Not alone 

So as little deadwood as possible; is that why you travel alone? ‘I hadn’t look at it that way, but travelling alone is a conscious choice indeed. I want to be independent and have as much freedom as possible. My experience is that you’re more open to your environment when travelling alone. People approach you more easily. You get to know yourself. I also say to students: Do yourself the  favour of getting to know yourself. Go on holiday alone and you’ll find out that you’re not alone! Be in for a surprise and don’t plan so much, trust your own feelings most of all. Go and explore what your dream is!’ 

Enjoy writing   

What are you going to miss? ‘The students at any rate,’ says Mark decidedly. ‘I’m going to miss inspiring them, encouraging them, holding a mirror up to them, and making them think. I secretly hope of course that I’ll do so a bit with my travel stories. I notice that I’m starting to enjoy writing and I get very positive responses. I mostly like some kind of creative writing, using unusual vocabulary, stories about minor things, in the present tense, as if people themselves are there with you. And, you know, writing is also a way of making people think!’ 

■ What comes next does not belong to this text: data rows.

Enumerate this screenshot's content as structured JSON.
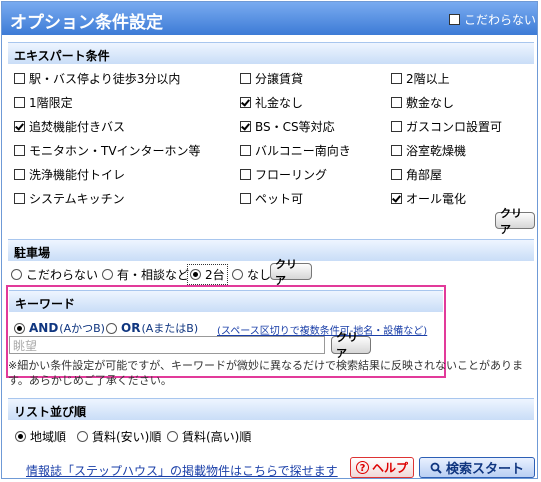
{
  "title": "オプション条件設定",
  "no_preference": {
    "label": "こだわらない",
    "checked": false
  },
  "expert": {
    "heading": "エキスパート条件",
    "items": [
      {
        "label": "駅・バス停より徒歩3分以内",
        "checked": false
      },
      {
        "label": "分譲賃貸",
        "checked": false
      },
      {
        "label": "2階以上",
        "checked": false
      },
      {
        "label": "1階限定",
        "checked": false
      },
      {
        "label": "礼金なし",
        "checked": true
      },
      {
        "label": "敷金なし",
        "checked": false
      },
      {
        "label": "追焚機能付きバス",
        "checked": true
      },
      {
        "label": "BS・CS等対応",
        "checked": true
      },
      {
        "label": "ガスコンロ設置可",
        "checked": false
      },
      {
        "label": "モニタホン・TVインターホン等",
        "checked": false
      },
      {
        "label": "バルコニー南向き",
        "checked": false
      },
      {
        "label": "浴室乾燥機",
        "checked": false
      },
      {
        "label": "洗浄機能付トイレ",
        "checked": false
      },
      {
        "label": "フローリング",
        "checked": false
      },
      {
        "label": "角部屋",
        "checked": false
      },
      {
        "label": "システムキッチン",
        "checked": false
      },
      {
        "label": "ペット可",
        "checked": false
      },
      {
        "label": "オール電化",
        "checked": true
      }
    ],
    "clear_label": "クリア"
  },
  "parking": {
    "heading": "駐車場",
    "options": [
      {
        "label": "こだわらない",
        "selected": false
      },
      {
        "label": "有・相談など",
        "selected": false
      },
      {
        "label": "2台",
        "selected": true
      },
      {
        "label": "なし",
        "selected": false
      }
    ],
    "clear_label": "クリア"
  },
  "keyword": {
    "heading": "キーワード",
    "and_label": "AND",
    "and_sub": "(AかつB)",
    "or_label": "OR",
    "or_sub": "(AまたはB)",
    "mode": "AND",
    "hint": "(スペース区切りで複数条件可-地名・設備など)",
    "value": "眺望",
    "clear_label": "クリア",
    "note": "※細かい条件設定が可能ですが、キーワードが微妙に異なるだけで検索結果に反映されないことがあります。あらかじめご了承ください。"
  },
  "sort": {
    "heading": "リスト並び順",
    "options": [
      {
        "label": "地域順",
        "selected": true
      },
      {
        "label": "賃料(安い)順",
        "selected": false
      },
      {
        "label": "賃料(高い)順",
        "selected": false
      }
    ]
  },
  "footer": {
    "link_text": "情報誌「ステップハウス」の掲載物件はこちらで探せます",
    "help_label": "ヘルプ",
    "search_label": "検索スタート"
  },
  "colors": {
    "title_bar": "#3d7bd6",
    "highlight": "#e23a9a",
    "link": "#1a3fa8"
  }
}
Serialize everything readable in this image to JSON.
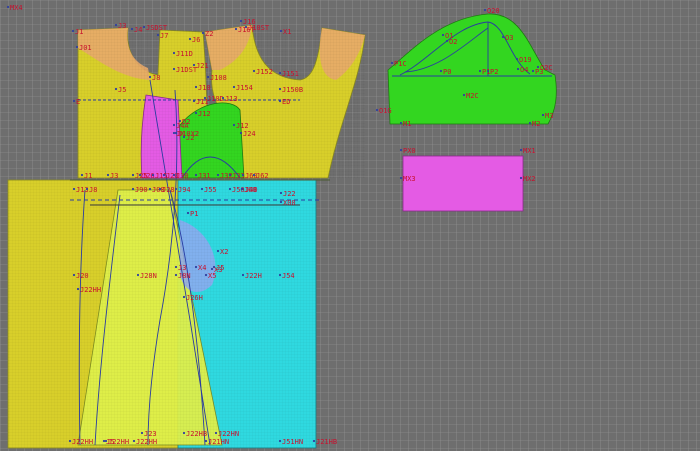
{
  "colors": {
    "background": "#6e6e6e",
    "grid": "#9a9a9a",
    "bodice": "#d8cf2a",
    "facing": "#e8a86a",
    "sleeve_panel": "#33d620",
    "skirt_front": "#2fd9e0",
    "skirt_insert": "#dff04a",
    "pocket": "#e45be4",
    "inset_blue": "#8fa8f0",
    "point_label": "#c8102e",
    "seam_line": "#2a3ca0"
  },
  "point_labels": [
    "J1",
    "J3",
    "J4",
    "JSDST",
    "J7",
    "J6",
    "Z2",
    "J16",
    "J16T",
    "J10ST",
    "X1",
    "J01",
    "J11D",
    "J1DST",
    "J21",
    "J108",
    "J151",
    "J154",
    "J152",
    "J150B",
    "J8",
    "J5",
    "J10",
    "J11",
    "J12",
    "J10D",
    "J13",
    "E",
    "ED",
    "J12",
    "J24",
    "JX",
    "J4A",
    "D2",
    "J2",
    "J10X2",
    "J1",
    "J3",
    "J25",
    "J26",
    "J15",
    "J20",
    "J30",
    "J31",
    "J32",
    "J33",
    "J60",
    "J62",
    "J22",
    "X00",
    "J13",
    "J8",
    "J90",
    "J08",
    "J94",
    "P1",
    "J40",
    "J28",
    "J55",
    "J56",
    "J60",
    "X2",
    "J3",
    "X4",
    "J5",
    "X3",
    "J22H",
    "J54",
    "J20",
    "J28N",
    "J8N",
    "X5",
    "J26H",
    "J22HH",
    "J22HH",
    "J22HH",
    "J23",
    "J5",
    "J22HH",
    "J22HB",
    "J21HN",
    "J22HN",
    "J51HN",
    "J21HB",
    "O20",
    "O1",
    "O2",
    "O3",
    "O19",
    "O4",
    "P1C",
    "P0",
    "P1",
    "P2",
    "P3",
    "O2C",
    "O1G",
    "M1",
    "M2",
    "M3",
    "M2C",
    "PX0",
    "MX1",
    "MX2",
    "MX3",
    "MX4"
  ]
}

Follow Mark’s journey on his motorbike via


Interview by Maaike Dukker - 't Hart